I know, I know, it looks like all I do is swan around Ubud eating and having massages… but like your Facebook feeds from friends, what you see is a curated version of my life… the reality is I’m awake at 4.30/5am most mornings and that I am working pretty much non-stop until Alula gets home from school. At the moment I have three books to write by June, all under contract. That is approximately 250,000 words.

Lots of people ask me where I get my ideas from when it comes to my books. With my last book – Out of Control – I was inspired by the following random things:

– A story my friend Lauren told me about being 18 and on the subway in New York when the lights cut out. It was a really terrifying story and one that stayed with me and made me want to set a story there.

– An acquaintance coming up to me at a party and telling me that I ‘had to write a book about human trafficking.’ I dismissed the idea outright because a) I hate people telling me what I should write about (if you were a dentist I wouldn’t tell you what teeth to drill, if you were a cook I wouldn’t tell you what to bake, if you were a teacher I wouldn’t tell you what to teach…) b) I didn’t think I had the knowledge to write about the subject.

– Ryan Gosling (because he pretty much influences all my book heroes). But really I loved the character he played in Drive and so I decided to make my male character a car thief / getaway driver.

– Terminator – This movie was one of my favourite movies as a teenager.
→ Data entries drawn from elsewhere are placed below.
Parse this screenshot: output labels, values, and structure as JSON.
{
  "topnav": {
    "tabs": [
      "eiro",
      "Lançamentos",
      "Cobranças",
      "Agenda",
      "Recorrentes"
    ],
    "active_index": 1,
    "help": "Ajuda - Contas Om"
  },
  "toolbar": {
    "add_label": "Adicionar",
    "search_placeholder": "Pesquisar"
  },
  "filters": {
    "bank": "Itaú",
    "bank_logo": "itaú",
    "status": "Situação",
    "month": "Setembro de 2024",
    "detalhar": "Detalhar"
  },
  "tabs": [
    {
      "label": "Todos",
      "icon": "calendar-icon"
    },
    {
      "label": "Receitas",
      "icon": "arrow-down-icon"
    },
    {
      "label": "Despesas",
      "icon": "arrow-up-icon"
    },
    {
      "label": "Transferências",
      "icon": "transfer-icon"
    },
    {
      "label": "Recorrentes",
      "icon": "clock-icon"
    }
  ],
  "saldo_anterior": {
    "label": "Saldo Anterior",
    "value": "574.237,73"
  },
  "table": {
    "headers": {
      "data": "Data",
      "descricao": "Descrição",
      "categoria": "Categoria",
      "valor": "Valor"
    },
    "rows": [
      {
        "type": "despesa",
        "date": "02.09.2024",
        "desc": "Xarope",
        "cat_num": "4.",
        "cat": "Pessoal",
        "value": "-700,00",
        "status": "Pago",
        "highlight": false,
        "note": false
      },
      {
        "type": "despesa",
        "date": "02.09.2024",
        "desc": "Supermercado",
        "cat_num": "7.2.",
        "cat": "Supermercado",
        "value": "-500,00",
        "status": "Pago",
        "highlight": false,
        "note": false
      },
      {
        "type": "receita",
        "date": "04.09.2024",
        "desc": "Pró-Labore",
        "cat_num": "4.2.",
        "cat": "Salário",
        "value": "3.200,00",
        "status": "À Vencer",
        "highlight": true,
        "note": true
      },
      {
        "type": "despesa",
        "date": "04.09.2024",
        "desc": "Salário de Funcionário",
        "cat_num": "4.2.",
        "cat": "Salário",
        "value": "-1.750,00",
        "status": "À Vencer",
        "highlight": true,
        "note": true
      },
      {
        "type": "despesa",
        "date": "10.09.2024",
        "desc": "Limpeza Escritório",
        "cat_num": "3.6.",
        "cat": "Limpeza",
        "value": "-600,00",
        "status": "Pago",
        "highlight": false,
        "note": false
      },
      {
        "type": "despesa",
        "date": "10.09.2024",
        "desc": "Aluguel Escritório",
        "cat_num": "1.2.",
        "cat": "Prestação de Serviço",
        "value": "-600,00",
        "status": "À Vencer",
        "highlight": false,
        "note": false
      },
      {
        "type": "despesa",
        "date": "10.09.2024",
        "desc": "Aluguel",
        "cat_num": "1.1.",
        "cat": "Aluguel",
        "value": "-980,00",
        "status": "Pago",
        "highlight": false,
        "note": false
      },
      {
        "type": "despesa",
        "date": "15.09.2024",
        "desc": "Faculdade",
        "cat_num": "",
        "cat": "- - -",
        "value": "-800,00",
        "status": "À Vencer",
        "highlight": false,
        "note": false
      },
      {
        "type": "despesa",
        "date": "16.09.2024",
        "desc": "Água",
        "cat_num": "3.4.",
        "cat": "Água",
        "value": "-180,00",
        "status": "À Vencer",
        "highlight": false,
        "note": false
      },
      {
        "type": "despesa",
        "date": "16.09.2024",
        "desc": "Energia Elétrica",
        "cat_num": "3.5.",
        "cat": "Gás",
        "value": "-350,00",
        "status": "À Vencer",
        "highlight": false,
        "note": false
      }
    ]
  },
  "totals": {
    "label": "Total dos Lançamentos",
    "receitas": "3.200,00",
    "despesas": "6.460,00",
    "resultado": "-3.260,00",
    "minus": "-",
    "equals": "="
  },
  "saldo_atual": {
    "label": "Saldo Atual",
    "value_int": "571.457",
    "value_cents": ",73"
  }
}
I love it. I had to put a homage to it in my book and the opening scene, set in a police station that gets hit up by two gunmen, is that homage.

The book I wrote, inspired by all these things became Out of Control. Here’s the blurb:

When 17 year old Liva witnesses a brutal murder she’s taken into police custody for her own protection. But when the police station is attacked and bullets start flying it becomes clear that Liva is not just a witness, she’s a target.

Together with a car thief called Jay, Liva manages to escape the massacre but now the two of them are alone in New York, trying to outrun and outwit two killers who will stop at nothing to find them.

When you live on the edge, there’s a long way to fall

Why am I telling you this?

Because it’s the KINDLE DAILY DEAL today and only 99p and you

should totally buy it and tell all your friends (insert smiley face emoticon).

Out of Control cover

I didn’t feel much in the run up to leaving. I think I was in denial. It was easier to just keep moving forward and not think about what we were leaving behind, but then in the last minutes I wobbled. Watching Alula say goodbye to her best friend was one of the most heart-breaking things I’ve ever seen. But it was also a lesson in how to say goodbye. They giggled and laughed for 45 minutes then did a spit swear that they’d see each other again and then made up a special handshake. Surely that’s the way to do it?

In the car on the way to the airport I felt like I was in a particularly vivid dream slash nightmare, my brain struggling to compute, throwing out an increasingly panicked litany of thoughts. This the last time you’ll drive this road. This is the last time you’ll see Mount Agung. This is your last Balinese sunset. This is the last time you’ll play car Kamikaze with Komang.

It won’t be the last time I told myself sternly. I will come back, even if just for a holiday.

I won’t miss the drivers. Or the potholes, Alula announced from the back seat. Ever the pragmatist. She seemed to be dealing with leaving a whole lot better than me.

It won’t be until you’re on the plane that you’ll cry, everyone told me.

I got on the plane. I sat in my seat, heart pounding thanks to the litres of adrenaline that have been flooding my system for the last four days as the future started to collide with increasing velocity into the present.

And the plane took off and I closed my eyes and I expected to cry but I didn’t. Instead the only thought in my head, clear as a clanging bell, was ‘Yes. This is absolutely the right thing to do.’

And in the deepest part of my belly I felt a flutter of excitement because I knew I’d just thrown open the door to the next adventure.